*DESCRIPTION OF THE TASK*. Each of the lines below must be restated exactly.

** GIVEN DATA follows **

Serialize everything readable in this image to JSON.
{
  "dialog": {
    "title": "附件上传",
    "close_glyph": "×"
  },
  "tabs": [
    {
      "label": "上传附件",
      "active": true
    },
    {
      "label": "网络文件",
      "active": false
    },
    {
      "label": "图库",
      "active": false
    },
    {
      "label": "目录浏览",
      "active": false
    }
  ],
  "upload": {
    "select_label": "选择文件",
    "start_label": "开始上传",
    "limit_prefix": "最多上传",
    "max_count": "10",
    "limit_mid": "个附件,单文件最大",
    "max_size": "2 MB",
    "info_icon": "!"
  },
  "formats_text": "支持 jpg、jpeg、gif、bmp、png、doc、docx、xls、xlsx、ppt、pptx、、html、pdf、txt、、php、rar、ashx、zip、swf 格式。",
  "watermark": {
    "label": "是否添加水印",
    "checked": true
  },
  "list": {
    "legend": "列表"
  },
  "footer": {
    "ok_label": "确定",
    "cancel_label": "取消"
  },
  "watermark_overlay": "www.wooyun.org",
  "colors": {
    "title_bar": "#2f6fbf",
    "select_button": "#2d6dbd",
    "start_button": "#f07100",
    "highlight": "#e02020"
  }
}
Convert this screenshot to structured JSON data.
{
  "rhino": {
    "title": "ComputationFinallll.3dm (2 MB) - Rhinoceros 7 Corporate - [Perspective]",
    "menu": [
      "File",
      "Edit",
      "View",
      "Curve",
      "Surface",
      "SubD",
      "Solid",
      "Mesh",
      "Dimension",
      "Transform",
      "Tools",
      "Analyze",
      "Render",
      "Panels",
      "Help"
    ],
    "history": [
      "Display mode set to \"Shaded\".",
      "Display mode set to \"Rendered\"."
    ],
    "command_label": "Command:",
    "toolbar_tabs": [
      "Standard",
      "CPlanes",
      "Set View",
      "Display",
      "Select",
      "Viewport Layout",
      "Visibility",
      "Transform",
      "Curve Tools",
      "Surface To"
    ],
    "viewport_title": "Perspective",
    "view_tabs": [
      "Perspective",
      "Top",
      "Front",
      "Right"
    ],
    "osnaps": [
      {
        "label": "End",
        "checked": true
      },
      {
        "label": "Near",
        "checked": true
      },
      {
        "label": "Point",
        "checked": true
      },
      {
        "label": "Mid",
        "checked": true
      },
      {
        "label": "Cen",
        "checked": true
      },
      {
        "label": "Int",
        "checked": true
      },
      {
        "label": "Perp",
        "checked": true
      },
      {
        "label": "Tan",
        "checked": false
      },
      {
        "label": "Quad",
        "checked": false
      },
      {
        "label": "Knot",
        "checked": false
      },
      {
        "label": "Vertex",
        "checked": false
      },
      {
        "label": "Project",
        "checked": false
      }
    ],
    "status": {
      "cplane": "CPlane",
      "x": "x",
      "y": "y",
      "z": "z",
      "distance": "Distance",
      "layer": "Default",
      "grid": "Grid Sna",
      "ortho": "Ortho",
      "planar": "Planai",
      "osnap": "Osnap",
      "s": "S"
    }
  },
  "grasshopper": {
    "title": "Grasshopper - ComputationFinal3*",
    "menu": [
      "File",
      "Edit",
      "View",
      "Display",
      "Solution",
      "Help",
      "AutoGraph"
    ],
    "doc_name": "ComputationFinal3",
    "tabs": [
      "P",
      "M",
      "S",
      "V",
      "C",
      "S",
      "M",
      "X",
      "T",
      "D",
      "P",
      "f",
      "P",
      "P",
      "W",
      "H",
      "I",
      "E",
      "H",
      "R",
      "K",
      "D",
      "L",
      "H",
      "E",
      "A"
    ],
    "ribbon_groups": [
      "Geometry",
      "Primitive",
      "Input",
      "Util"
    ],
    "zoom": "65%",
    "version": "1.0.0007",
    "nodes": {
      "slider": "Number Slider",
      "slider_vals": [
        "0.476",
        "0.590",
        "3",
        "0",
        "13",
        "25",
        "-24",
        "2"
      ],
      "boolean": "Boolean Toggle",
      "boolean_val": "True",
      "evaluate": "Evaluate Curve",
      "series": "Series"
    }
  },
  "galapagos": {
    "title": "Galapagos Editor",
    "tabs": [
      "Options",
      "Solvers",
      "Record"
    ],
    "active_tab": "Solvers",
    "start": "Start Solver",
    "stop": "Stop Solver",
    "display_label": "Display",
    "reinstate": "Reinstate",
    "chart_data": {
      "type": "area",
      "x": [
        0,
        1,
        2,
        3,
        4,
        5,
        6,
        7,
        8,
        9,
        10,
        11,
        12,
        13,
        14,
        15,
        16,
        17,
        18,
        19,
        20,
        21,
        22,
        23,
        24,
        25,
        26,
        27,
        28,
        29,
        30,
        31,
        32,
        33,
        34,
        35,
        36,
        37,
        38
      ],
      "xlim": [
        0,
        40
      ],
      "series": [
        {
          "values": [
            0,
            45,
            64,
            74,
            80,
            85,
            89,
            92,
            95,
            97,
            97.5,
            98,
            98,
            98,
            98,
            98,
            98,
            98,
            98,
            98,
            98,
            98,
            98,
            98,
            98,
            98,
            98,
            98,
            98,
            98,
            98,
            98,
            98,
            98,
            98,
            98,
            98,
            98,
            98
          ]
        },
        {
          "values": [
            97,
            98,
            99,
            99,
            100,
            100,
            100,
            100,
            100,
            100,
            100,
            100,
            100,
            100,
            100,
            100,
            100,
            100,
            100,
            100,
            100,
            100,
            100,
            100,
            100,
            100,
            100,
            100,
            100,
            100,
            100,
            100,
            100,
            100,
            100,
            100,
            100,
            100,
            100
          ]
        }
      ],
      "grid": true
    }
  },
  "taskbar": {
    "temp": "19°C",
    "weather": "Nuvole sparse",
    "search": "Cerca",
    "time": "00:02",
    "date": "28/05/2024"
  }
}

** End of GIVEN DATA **

*EXERCISE OUTPUT*.
Serialize everything readable in this image to JSON.
{
  "dialog": {
    "title": "附件上传",
    "close_glyph": "×"
  },
  "tabs": [
    {
      "label": "上传附件",
      "active": true
    },
    {
      "label": "网络文件",
      "active": false
    },
    {
      "label": "图库",
      "active": false
    },
    {
      "label": "目录浏览",
      "active": false
    }
  ],
  "upload": {
    "select_label": "选择文件",
    "start_label": "开始上传",
    "limit_prefix": "最多上传",
    "max_count": "10",
    "limit_mid": "个附件,单文件最大",
    "max_size": "2 MB",
    "info_icon": "!"
  },
  "formats_text": "支持 jpg、jpeg、gif、bmp、png、doc、docx、xls、xlsx、ppt、pptx、、html、pdf、txt、、php、rar、ashx、zip、swf 格式。",
  "watermark": {
    "label": "是否添加水印",
    "checked": true
  },
  "list": {
    "legend": "列表"
  },
  "footer": {
    "ok_label": "确定",
    "cancel_label": "取消"
  },
  "watermark_overlay": "www.wooyun.org",
  "colors": {
    "title_bar": "#2f6fbf",
    "select_button": "#2d6dbd",
    "start_button": "#f07100",
    "highlight": "#e02020"
  }
}
Convert this screenshot to structured JSON data.
{
  "rhino": {
    "title": "ComputationFinallll.3dm (2 MB) - Rhinoceros 7 Corporate - [Perspective]",
    "menu": [
      "File",
      "Edit",
      "View",
      "Curve",
      "Surface",
      "SubD",
      "Solid",
      "Mesh",
      "Dimension",
      "Transform",
      "Tools",
      "Analyze",
      "Render",
      "Panels",
      "Help"
    ],
    "history": [
      "Display mode set to \"Shaded\".",
      "Display mode set to \"Rendered\"."
    ],
    "command_label": "Command:",
    "toolbar_tabs": [
      "Standard",
      "CPlanes",
      "Set View",
      "Display",
      "Select",
      "Viewport Layout",
      "Visibility",
      "Transform",
      "Curve Tools",
      "Surface To"
    ],
    "viewport_title": "Perspective",
    "view_tabs": [
      "Perspective",
      "Top",
      "Front",
      "Right"
    ],
    "osnaps": [
      {
        "label": "End",
        "checked": true
      },
      {
        "label": "Near",
        "checked": true
      },
      {
        "label": "Point",
        "checked": true
      },
      {
        "label": "Mid",
        "checked": true
      },
      {
        "label": "Cen",
        "checked": true
      },
      {
        "label": "Int",
        "checked": true
      },
      {
        "label": "Perp",
        "checked": true
      },
      {
        "label": "Tan",
        "checked": false
      },
      {
        "label": "Quad",
        "checked": false
      },
      {
        "label": "Knot",
        "checked": false
      },
      {
        "label": "Vertex",
        "checked": false
      },
      {
        "label": "Project",
        "checked": false
      }
    ],
    "status": {
      "cplane": "CPlane",
      "x": "x",
      "y": "y",
      "z": "z",
      "distance": "Distance",
      "layer": "Default",
      "grid": "Grid Sna",
      "ortho": "Ortho",
      "planar": "Planai",
      "osnap": "Osnap",
      "s": "S"
    }
  },
  "grasshopper": {
    "title": "Grasshopper - ComputationFinal3*",
    "menu": [
      "File",
      "Edit",
      "View",
      "Display",
      "Solution",
      "Help",
      "AutoGraph"
    ],
    "doc_name": "ComputationFinal3",
    "tabs": [
      "P",
      "M",
      "S",
      "V",
      "C",
      "S",
      "M",
      "X",
      "T",
      "D",
      "P",
      "f",
      "P",
      "P",
      "W",
      "H",
      "I",
      "E",
      "H",
      "R",
      "K",
      "D",
      "L",
      "H",
      "E",
      "A"
    ],
    "ribbon_groups": [
      "Geometry",
      "Primitive",
      "Input",
      "Util"
    ],
    "zoom": "65%",
    "version": "1.0.0007",
    "nodes": {
      "slider": "Number Slider",
      "slider_vals": [
        "0.476",
        "0.590",
        "3",
        "0",
        "13",
        "25",
        "-24",
        "2"
      ],
      "boolean": "Boolean Toggle",
      "boolean_val": "True",
      "evaluate": "Evaluate Curve",
      "series": "Series"
    }
  },
  "galapagos": {
    "title": "Galapagos Editor",
    "tabs": [
      "Options",
      "Solvers",
      "Record"
    ],
    "active_tab": "Solvers",
    "start": "Start Solver",
    "stop": "Stop Solver",
    "display_label": "Display",
    "reinstate": "Reinstate",
    "chart_data": {
      "type": "area",
      "x": [
        0,
        1,
        2,
        3,
        4,
        5,
        6,
        7,
        8,
        9,
        10,
        11,
        12,
        13,
        14,
        15,
        16,
        17,
        18,
        19,
        20,
        21,
        22,
        23,
        24,
        25,
        26,
        27,
        28,
        29,
        30,
        31,
        32,
        33,
        34,
        35,
        36,
        37,
        38
      ],
      "xlim": [
        0,
        40
      ],
      "series": [
        {
          "values": [
            0,
            45,
            64,
            74,
            80,
            85,
            89,
            92,
            95,
            97,
            97.5,
            98,
            98,
            98,
            98,
            98,
            98,
            98,
            98,
            98,
            98,
            98,
            98,
            98,
            98,
            98,
            98,
            98,
            98,
            98,
            98,
            98,
            98,
            98,
            98,
            98,
            98,
            98,
            98
          ]
        },
        {
          "values": [
            97,
            98,
            99,
            99,
            100,
            100,
            100,
            100,
            100,
            100,
            100,
            100,
            100,
            100,
            100,
            100,
            100,
            100,
            100,
            100,
            100,
            100,
            100,
            100,
            100,
            100,
            100,
            100,
            100,
            100,
            100,
            100,
            100,
            100,
            100,
            100,
            100,
            100,
            100
          ]
        }
      ],
      "grid": true
    }
  },
  "taskbar": {
    "temp": "19°C",
    "weather": "Nuvole sparse",
    "search": "Cerca",
    "time": "00:02",
    "date": "28/05/2024"
  }
}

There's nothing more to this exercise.